mapping for key. (A null return can also indicate that the map previously associated null with the specified key, if the implementation supports null values.)

So if you don’t assign the returned value when calling mymap.put("1", "a string"), it just becomes unreferenced and thus eligible for garbage collection.

ANSWER:

By definition, the put command replaces the previous value associated with the given key in the map (conceptually like an array indexing operation for primitive types).

The map simply drops its reference to the value. If nothing else holds a reference to the object, that object becomes eligible for garbage collection. Additionally, Java returns any previous value associated with the given key (or null if none present), so you can determine what was there and maintain a reference if necessary.

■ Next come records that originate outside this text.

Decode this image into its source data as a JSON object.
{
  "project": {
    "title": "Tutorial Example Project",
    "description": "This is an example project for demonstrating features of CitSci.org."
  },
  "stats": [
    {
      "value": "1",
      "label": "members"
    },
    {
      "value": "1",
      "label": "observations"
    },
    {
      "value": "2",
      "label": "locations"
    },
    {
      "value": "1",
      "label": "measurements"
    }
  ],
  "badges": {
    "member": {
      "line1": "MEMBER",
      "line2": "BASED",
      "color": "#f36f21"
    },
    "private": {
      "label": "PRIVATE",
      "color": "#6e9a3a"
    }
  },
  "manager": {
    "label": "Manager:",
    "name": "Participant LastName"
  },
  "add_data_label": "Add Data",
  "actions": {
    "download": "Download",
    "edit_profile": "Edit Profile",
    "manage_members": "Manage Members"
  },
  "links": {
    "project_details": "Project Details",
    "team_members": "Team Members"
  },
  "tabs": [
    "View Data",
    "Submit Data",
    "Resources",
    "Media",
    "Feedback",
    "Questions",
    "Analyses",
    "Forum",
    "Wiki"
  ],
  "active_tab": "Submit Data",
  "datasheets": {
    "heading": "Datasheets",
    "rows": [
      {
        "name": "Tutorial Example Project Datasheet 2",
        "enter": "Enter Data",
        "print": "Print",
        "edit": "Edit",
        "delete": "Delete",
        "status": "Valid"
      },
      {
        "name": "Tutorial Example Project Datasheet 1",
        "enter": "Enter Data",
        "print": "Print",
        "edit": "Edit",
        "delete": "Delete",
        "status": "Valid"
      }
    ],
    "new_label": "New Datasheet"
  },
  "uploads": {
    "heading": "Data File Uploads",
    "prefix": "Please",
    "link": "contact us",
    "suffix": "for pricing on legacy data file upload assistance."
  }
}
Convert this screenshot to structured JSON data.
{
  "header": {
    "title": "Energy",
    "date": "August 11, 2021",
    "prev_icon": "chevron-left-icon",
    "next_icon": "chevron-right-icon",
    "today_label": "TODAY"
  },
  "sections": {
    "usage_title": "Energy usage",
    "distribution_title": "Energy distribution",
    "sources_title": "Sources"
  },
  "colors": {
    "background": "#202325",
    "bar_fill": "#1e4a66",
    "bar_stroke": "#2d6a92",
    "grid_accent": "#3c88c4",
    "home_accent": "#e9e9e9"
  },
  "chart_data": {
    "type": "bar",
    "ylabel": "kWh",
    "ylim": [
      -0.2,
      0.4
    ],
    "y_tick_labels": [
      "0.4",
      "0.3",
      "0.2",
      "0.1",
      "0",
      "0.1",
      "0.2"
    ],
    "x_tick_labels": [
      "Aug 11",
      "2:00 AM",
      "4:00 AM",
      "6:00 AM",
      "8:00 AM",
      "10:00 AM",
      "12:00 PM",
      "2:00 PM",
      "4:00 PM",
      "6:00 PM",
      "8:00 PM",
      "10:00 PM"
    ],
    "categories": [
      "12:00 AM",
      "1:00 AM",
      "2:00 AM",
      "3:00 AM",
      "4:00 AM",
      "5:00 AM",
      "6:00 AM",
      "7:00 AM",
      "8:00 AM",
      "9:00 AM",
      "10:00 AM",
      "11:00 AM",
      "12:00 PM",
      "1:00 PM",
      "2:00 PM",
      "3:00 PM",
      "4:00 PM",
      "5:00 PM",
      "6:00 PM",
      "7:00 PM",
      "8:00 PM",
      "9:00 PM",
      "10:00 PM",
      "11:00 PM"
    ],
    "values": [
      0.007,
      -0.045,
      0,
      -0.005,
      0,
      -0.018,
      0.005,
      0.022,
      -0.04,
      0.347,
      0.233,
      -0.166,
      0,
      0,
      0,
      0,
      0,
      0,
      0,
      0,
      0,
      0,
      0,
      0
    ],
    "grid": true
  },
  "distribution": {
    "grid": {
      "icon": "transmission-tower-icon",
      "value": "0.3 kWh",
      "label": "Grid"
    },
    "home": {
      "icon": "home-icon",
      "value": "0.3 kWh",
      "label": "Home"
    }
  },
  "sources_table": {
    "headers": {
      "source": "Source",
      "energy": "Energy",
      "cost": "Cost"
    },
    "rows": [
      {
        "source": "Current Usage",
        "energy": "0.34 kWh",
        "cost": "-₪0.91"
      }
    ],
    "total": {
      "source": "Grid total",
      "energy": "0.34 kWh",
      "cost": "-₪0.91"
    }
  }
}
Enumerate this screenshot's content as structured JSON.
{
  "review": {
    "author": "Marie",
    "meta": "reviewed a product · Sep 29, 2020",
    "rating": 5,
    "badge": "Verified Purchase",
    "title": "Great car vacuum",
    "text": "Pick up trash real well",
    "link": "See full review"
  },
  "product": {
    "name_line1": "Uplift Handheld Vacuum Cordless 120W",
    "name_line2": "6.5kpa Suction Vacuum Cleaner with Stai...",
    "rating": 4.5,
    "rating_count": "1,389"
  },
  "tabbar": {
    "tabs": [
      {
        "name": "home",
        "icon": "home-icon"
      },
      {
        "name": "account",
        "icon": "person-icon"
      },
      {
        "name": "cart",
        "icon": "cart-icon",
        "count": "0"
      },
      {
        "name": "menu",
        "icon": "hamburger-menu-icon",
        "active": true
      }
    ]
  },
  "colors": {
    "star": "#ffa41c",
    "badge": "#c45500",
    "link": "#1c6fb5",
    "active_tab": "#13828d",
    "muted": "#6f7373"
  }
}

More information here: HashMap Doc

ANSWER:

It replaces the existing value in the map for the respective key. And if no key exists with the same name then it creates a key with the value provided.
eg:

Map mymap = new HashMap();
mymap.put("1","one");
mymap.put("1","two");

OUTPUT
key = “1”, value = “two”

So, the previous value gets overwritten.

ANSWER:

it’s Key/Value feature and you could not to have duplicate key for several values because when you want to get the actual value which one of values is belong to entered key
in your example when you want to get value of “1” which one is it ?!
that’s reasons to have unique key for every value but you could to have a trick by java standard lib :

import java.util.ArrayList;
import java.util.HashMap;
import java.util.Map;

public class DuplicateMap<K, V> {

    private Map<K, ArrayList<V>> m = new HashMap<>();

    public void put(K k, V v) {
        if (m.containsKey(k)) {
            m.get(k).add(v);
        } else {
            ArrayList<V> arr = new ArrayList<>();
            arr.add(v);
            m.put(k, arr);
        }
    }

     public ArrayList<V> get(K k) {
        return m.get(k);
    }

    public V get(K k, int index) {
        return m.get(k).size()-1 < index ? null : m.get(k).get(index);
    }
}

and you could to use it in this way:

    public static void main(String[] args) {
    DuplicateMap<String,String> dm=new DuplicateMap<>();
    dm.put("1", "one");
    dm.put("1", "not one");
    dm.put("1", "surely not one");
    System.out.println(dm.get("1"));
    System.out.println(dm.get("1",1));
    System.out.println(dm.get("1", 5));
}

and result of prints are :

[one, not one, surely not one]
not one
null